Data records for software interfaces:

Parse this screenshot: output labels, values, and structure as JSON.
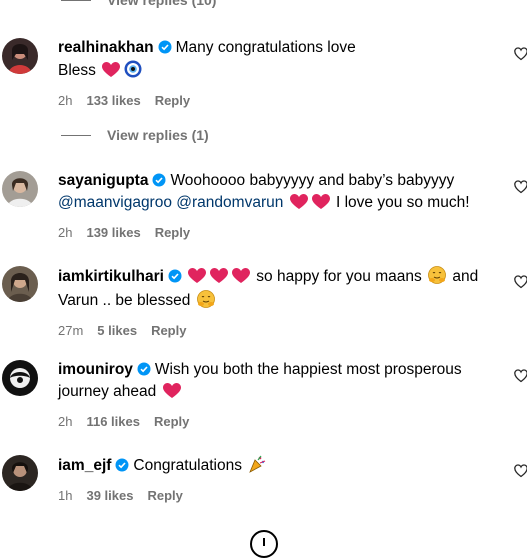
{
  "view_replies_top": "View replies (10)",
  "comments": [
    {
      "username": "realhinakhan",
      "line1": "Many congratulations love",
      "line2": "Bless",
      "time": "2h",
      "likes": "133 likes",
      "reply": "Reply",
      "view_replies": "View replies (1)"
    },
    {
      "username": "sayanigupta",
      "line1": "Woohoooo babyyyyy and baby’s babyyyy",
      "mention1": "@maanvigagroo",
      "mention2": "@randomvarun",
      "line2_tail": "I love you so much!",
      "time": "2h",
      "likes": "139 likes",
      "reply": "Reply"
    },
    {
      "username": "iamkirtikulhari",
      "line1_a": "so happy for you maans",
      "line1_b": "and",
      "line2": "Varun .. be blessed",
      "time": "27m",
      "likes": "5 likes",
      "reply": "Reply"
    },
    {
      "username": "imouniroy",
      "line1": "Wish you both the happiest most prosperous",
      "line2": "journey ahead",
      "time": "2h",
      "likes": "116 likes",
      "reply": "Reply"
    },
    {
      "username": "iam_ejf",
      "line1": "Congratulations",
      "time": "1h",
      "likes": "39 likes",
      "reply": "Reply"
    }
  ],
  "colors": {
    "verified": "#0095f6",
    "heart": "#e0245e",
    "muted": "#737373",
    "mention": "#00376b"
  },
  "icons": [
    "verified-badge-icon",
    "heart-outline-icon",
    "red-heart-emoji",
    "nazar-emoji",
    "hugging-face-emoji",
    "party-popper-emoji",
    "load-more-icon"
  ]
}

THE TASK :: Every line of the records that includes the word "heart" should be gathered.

EXERCISE SOLUTION ::
    "heart": "#e0245e",
    "heart-outline-icon",
    "red-heart-emoji",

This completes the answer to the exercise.